* Exercise details: Gather, from the data below, each line in which the word "username" occurs.

• • •

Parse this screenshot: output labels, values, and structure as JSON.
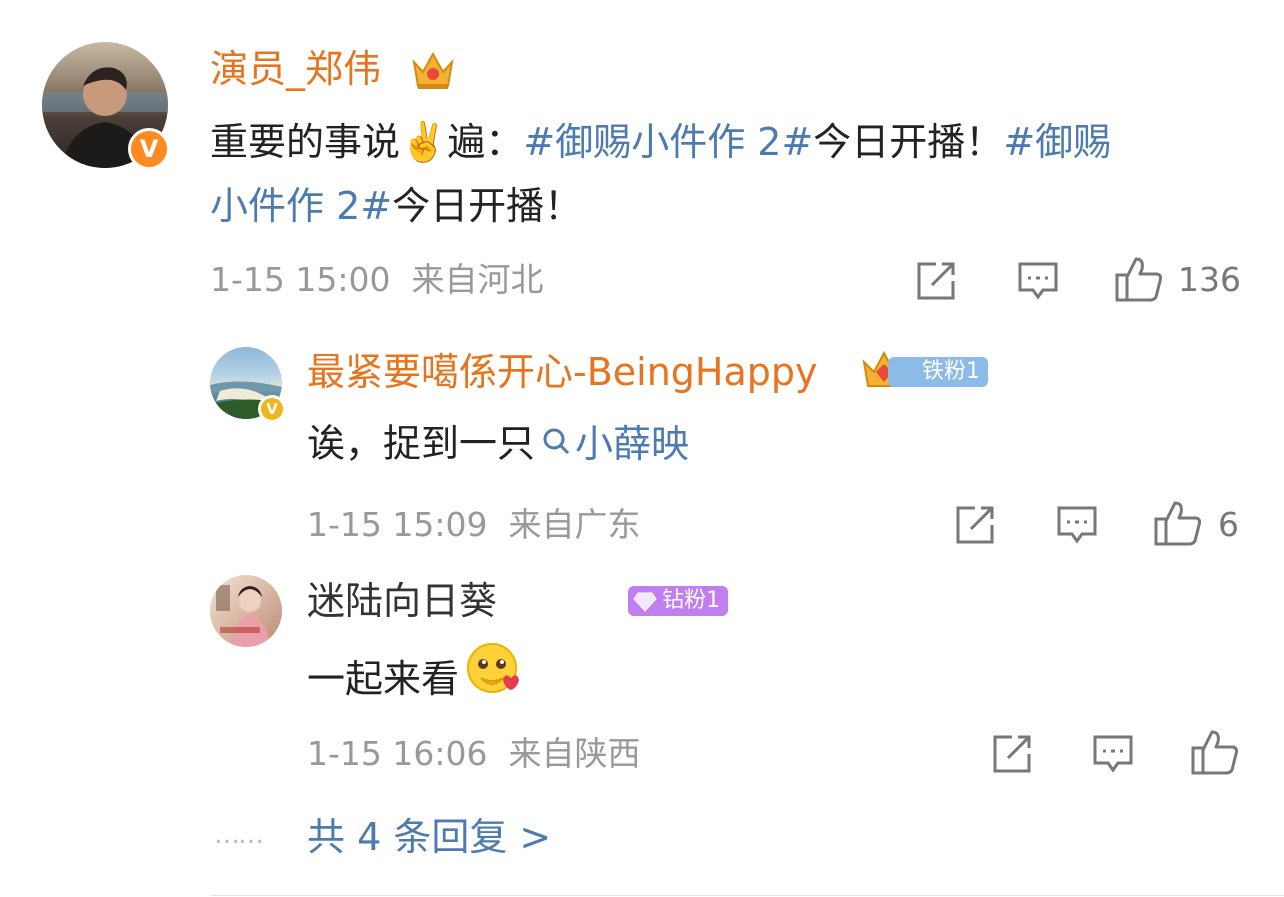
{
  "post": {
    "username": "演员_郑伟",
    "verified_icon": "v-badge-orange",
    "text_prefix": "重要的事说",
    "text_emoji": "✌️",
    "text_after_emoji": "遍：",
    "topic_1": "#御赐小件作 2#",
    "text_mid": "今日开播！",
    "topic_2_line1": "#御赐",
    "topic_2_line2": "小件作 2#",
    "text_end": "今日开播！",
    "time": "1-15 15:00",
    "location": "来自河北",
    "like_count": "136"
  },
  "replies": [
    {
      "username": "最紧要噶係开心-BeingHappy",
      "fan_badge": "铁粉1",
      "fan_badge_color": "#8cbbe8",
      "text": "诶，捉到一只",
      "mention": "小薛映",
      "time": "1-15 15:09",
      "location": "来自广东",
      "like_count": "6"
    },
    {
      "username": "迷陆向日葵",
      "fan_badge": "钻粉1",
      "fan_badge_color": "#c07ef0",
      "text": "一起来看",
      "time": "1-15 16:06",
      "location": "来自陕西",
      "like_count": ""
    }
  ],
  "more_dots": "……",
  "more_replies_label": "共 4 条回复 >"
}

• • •

* Result of the task:
    "username": "演员_郑伟",
      "username": "最紧要噶係开心-BeingHappy",
      "username": "迷陆向日葵",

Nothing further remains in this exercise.